So the solution: A combination of my recognising that I am behaving out of anxiety and not normality, and my friends recognising that I am behaving oddly because I’m a mental, and to be patient with that. (Which they already are, I should add). Maybe that’s where the phrase “mental patient” comes from.

So, despite everything, it seems to be beginning to work. Which is nice.

Oh, and if you’re not one of the people fortunate enough to attend viewings of the John Driving Extravaganza, you could also help by NOT DRIVING LIKE A CRETIN.

5 Comments for this entry

  • MHW

    It’s good that you haven’t been pressured into being medicated at the first resort. ‘Cos, y’know, that can suck quite badly.

  • Jo

    Everyone has stuff they do that’s abnormal.
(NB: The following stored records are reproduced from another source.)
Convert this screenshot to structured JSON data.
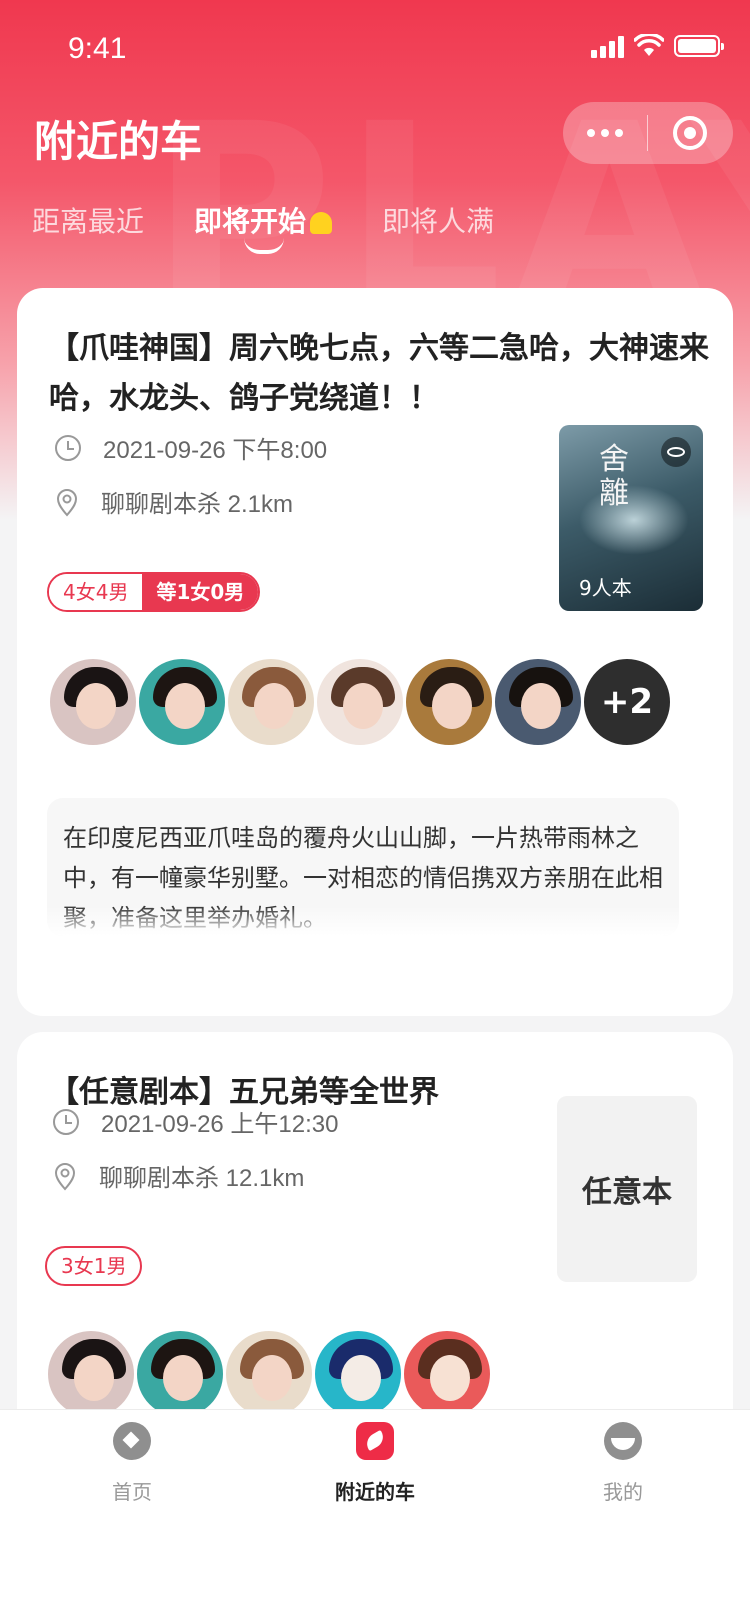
{
  "status_bar": {
    "time": "9:41"
  },
  "header": {
    "title": "附近的车",
    "watermark": "PLAY",
    "tabs": [
      {
        "label": "距离最近",
        "active": false
      },
      {
        "label": "即将开始",
        "active": true
      },
      {
        "label": "即将人满",
        "active": false
      }
    ]
  },
  "cards": [
    {
      "title": "【爪哇神国】周六晚七点，六等二急哈，大神速来哈，水龙头、鸽子党绕道！！",
      "datetime": "2021-09-26   下午8:00",
      "location": "聊聊剧本杀 2.1km",
      "tags": {
        "composition": "4女4男",
        "waiting": "等1女0男"
      },
      "cover": {
        "players_label": "9人本",
        "title_glyph": "舍\n離"
      },
      "avatars_more": "+2",
      "description": "在印度尼西亚爪哇岛的覆舟火山山脚，一片热带雨林之中，有一幢豪华别墅。一对相恋的情侣携双方亲朋在此相聚，准备这里举办婚礼。"
    },
    {
      "title": "【任意剧本】五兄弟等全世界",
      "datetime": "2021-09-26   上午12:30",
      "location": "聊聊剧本杀 12.1km",
      "tags": {
        "composition": "3女1男"
      },
      "cover": {
        "text": "任意本"
      }
    }
  ],
  "tabbar": {
    "items": [
      {
        "label": "首页",
        "icon": "home-icon"
      },
      {
        "label": "附近的车",
        "icon": "car-icon",
        "active": true
      },
      {
        "label": "我的",
        "icon": "profile-icon"
      }
    ]
  },
  "colors": {
    "brand": "#ee2c47",
    "tag": "#e83850"
  }
}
But not everyone has the guts to actually do something about it, let alone talk on a blog about it. Well done Mr Walker, you make me so proud I could cry like a small baby.

  • KM

    Sheesh, the 1 time I drove with you, you nearly killed me. I’d never ask again … not that it’s ever come up, of course. Anyway, I’m kidding. I am very glad things are moving in the right direction for you…

  • Paul Black, this worlds best last hope for peace.

    But they are all cretins… Especially the elderly.

  • NickM

    Well, quite. I get annoyed by people who selfishly hold up queues on roads, acting in ways you suggest. I also get annoyed by people who are desperate to undertake, overtake and generally weave about (usually not indicating), only to reach the inevitable queue 200 yards ahead anyway. And BMW drivers who come up behind you (the Nazis) and start flashing you, creeping up to your bumper: “Get out of my superior way, du Untermensch!” as if they have the RIGHT to be driving at 40 MPH over the speed limit rather than the mere 30MPH I happen to be going whilst overtaking the articulated lorry, and into whose side I would plough if I heeded this SS bastard’s intimidating suggestion on board. Aaaargh!